Within the entries below, find every line that has the string "icon", then copy it.

Dataset rows for apps and sites:
======

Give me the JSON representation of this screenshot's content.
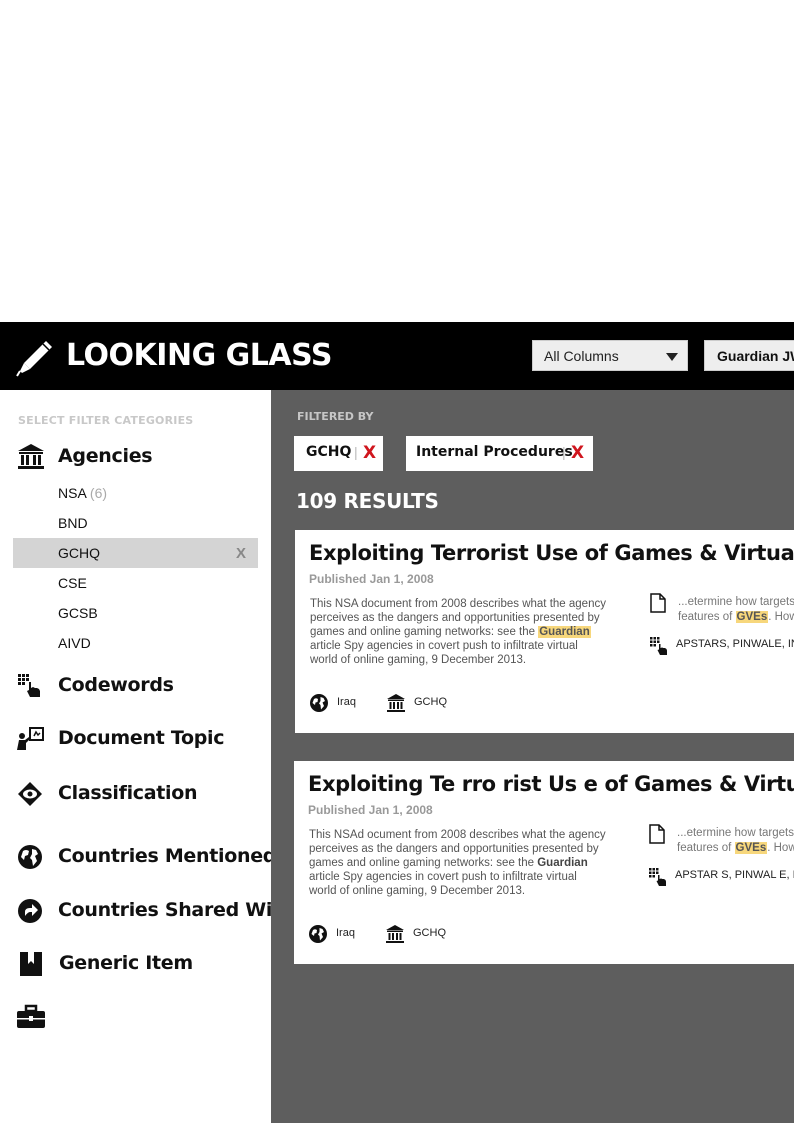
{
  "header": {
    "app_title": "LOOKING GLASS",
    "column_select": "All Columns",
    "search_value": "Guardian JWs"
  },
  "sidebar": {
    "heading": "SELECT FILTER CATEGORIES",
    "categories": [
      {
        "label": "Agencies",
        "icon": "institution-icon"
      },
      {
        "label": "Codewords",
        "icon": "grid-hand-icon"
      },
      {
        "label": "Document Topic",
        "icon": "presenter-icon"
      },
      {
        "label": "Classification",
        "icon": "eye-diamond-icon"
      },
      {
        "label": "Countries Mentioned",
        "icon": "globe-icon"
      },
      {
        "label": "Countries Shared With",
        "icon": "arrow-circle-icon"
      },
      {
        "label": "Generic  Item",
        "icon": "bookmark-icon"
      },
      {
        "label": "",
        "icon": "briefcase-icon"
      }
    ],
    "agencies": [
      {
        "name": "NSA",
        "count": "(6)"
      },
      {
        "name": "BND",
        "count": ""
      },
      {
        "name": "GCHQ",
        "count": "",
        "remove": "X"
      },
      {
        "name": "CSE",
        "count": ""
      },
      {
        "name": "GCSB",
        "count": ""
      },
      {
        "name": "AIVD",
        "count": ""
      }
    ]
  },
  "main": {
    "filtered_by": "FILTERED BY",
    "filters": [
      {
        "label": "GCHQ",
        "sep": "|",
        "remove": "X"
      },
      {
        "label": "Internal Procedures",
        "sep": "|",
        "remove": "X"
      }
    ],
    "results_count": "109 RESULTS",
    "results": [
      {
        "title": "Exploiting Terrorist Use of Games & Virtual Environments",
        "date": "Published Jan 1, 2008",
        "desc_pre": "This NSA document from 2008 describes what the agency perceives as the dangers and opportunities presented by games and online gaming networks: see the ",
        "desc_hl": "Guardian",
        "desc_post": " article Spy agencies in covert push to infiltrate virtual world of online gaming, 9 December 2013.",
        "snippet_pre": "...etermine how targets use",
        "snippet_line2_pre": "features of ",
        "snippet_hl": "GVEs",
        "snippet_post": ". How",
        "codewords": "APSTARS, PINWALE, IN",
        "country": "Iraq",
        "agency": "GCHQ"
      },
      {
        "title": "Exploiting Te rro rist Us e of  Games & Virtual Environments",
        "date": "Published Jan 1, 2008",
        "desc_pre": "This NSAd ocument from 2008 describes what the agency perceives as the dangers and opportunities presented by games and online gaming networks: see the ",
        "desc_hl": "Guardian",
        "desc_post": " article Spy agencies in covert push to infiltrate virtual world of online gaming, 9 December 2013.",
        "snippet_pre": "...etermine how targets use",
        "snippet_line2_pre": "features of ",
        "snippet_hl": "GVEs",
        "snippet_post": ". How",
        "codewords": "APSTAR S, PINWAL E, I",
        "country": "Iraq",
        "agency": "GCHQ"
      }
    ]
  },
  "colors": {
    "header_bg": "#000000",
    "main_bg": "#5e5e5e",
    "highlight": "#f7d77c",
    "remove_x": "#d0161e",
    "active_row": "#d4d4d4"
  }
}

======

**Answer for the task**
        "icon": "institution-icon"
        "icon": "grid-hand-icon"
        "icon": "presenter-icon"
        "icon": "eye-diamond-icon"
        "icon": "globe-icon"
        "icon": "arrow-circle-icon"
        "icon": "bookmark-icon"
        "icon": "briefcase-icon"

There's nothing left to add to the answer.